Dow futures soar 150 points after China's surprise rate cut

U.S. stocks were setting up for a sharply higher open on Friday, taking their lead from gains in European and Asian markets and the first rate cut by China's central bank in more than two years.

Read MoreChinasurprises with rate cut to spur growth

Around 8:30 a.m. ET, Dow futures were trading up with an implied open of more than 150 points, while S&P 500 futures were up with an implied open of about 18 points.

Major European national stock indices gained more than 2 percent after European Central Bank President Mario Draghi reiterated dovish statements in a speech at a European banking conference in Frankfurt on Friday. Later in the day, the ECB also announced that it has begun buying asset-backed securities.

The Euro fell 1 percent against the U.S. dollar to $1.241.

The People's Bank of China cut its benchmark interest rates Friday for the first time in more than two years on Friday to lower borrowing costs and lift a cooling economy back on track. The one-year benchmark lending rate has been trimmed by 40 basis points to 5.6 percent.

One-year benchmark deposit rates would be lowered by 25 basis points, the PBOC announced, adding that the reductions would be effective on November 22.

Read MoreStocks surge as China central bank cuts rates

Even before the Chinese move, U.S. markets were buoyed by strong economic data from Thursday. The Philadelphia Federal Reserve Index (a survey of general business conditions) came in at 40.8 for November, more than double the expected 18.3 and the highest since December 1993. In addition, existing home sales hit 5.26 million and leading indicators gained 0.9 percent, both beating expectations for October.

After Thursday's raft of economic data, the market could take something of a breather on Friday, with just the Kansas City Federal Reserve manufacturing index in the U.S.

Allegheny Technologies and PPG Industries were the greatest gainers in pre-market trade on the S&P 500.

Athletic retailer Foot Locker posted better-than-expected quarterly results ahead of the open. The retailer reported fiscal third-quarter earnings of 83 cents a share on sales of $1.73 billion, as same-store sales jumped 6.9 percent.

Sotheby's CEO William Ruprecht will step down "by mutual agreement" with the auction house's board, although he will remain in the job until a successor is found. The move comes a few months after activist investor Dan Loeb and others joined the Sotheby's board.

President Barack Obama is under renewed scrutiny after announcing Thursday night an executive action on immigration. Obama said he would temporarily defer deportation for almost 5 million undocumented workers if they submit to registration and a background check. Republican politicians decried the plans as unconstitutional and ill-advised.

Read MoreGOP reacts furiously to Obama immigration plan

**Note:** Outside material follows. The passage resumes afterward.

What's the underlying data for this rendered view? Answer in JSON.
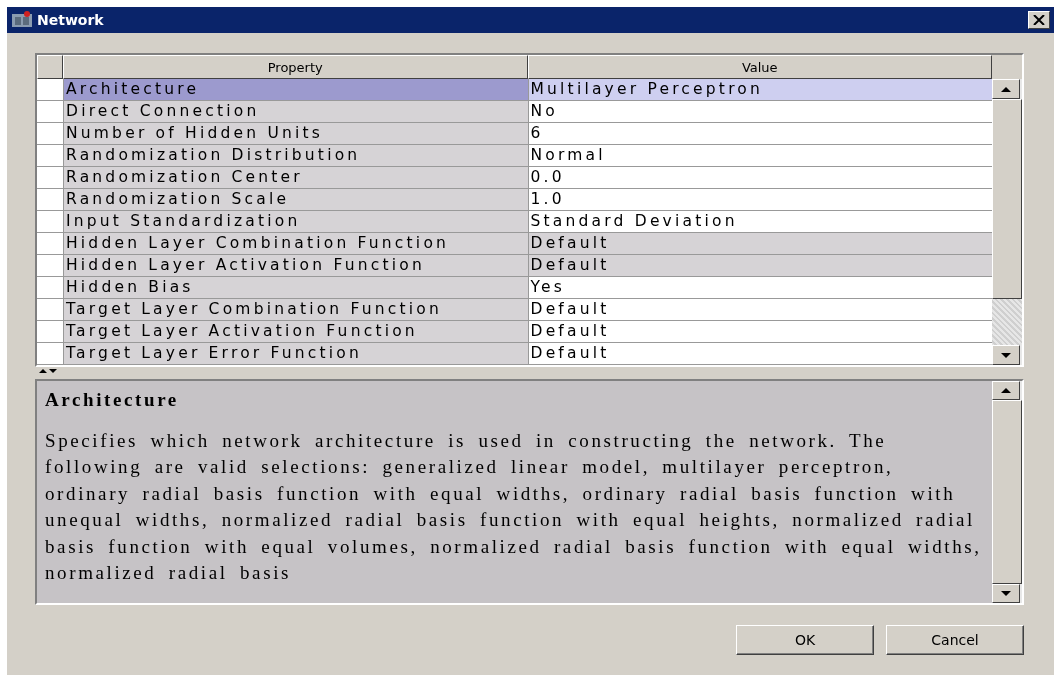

Meanwhile, speculation is growing that the Organization of Petroleum Exporting Countries may cut oil production when it meets on Thursday next week. That talk has helped drive oil futures up from record lows and is likely to keep the market volatile on Friday and next week.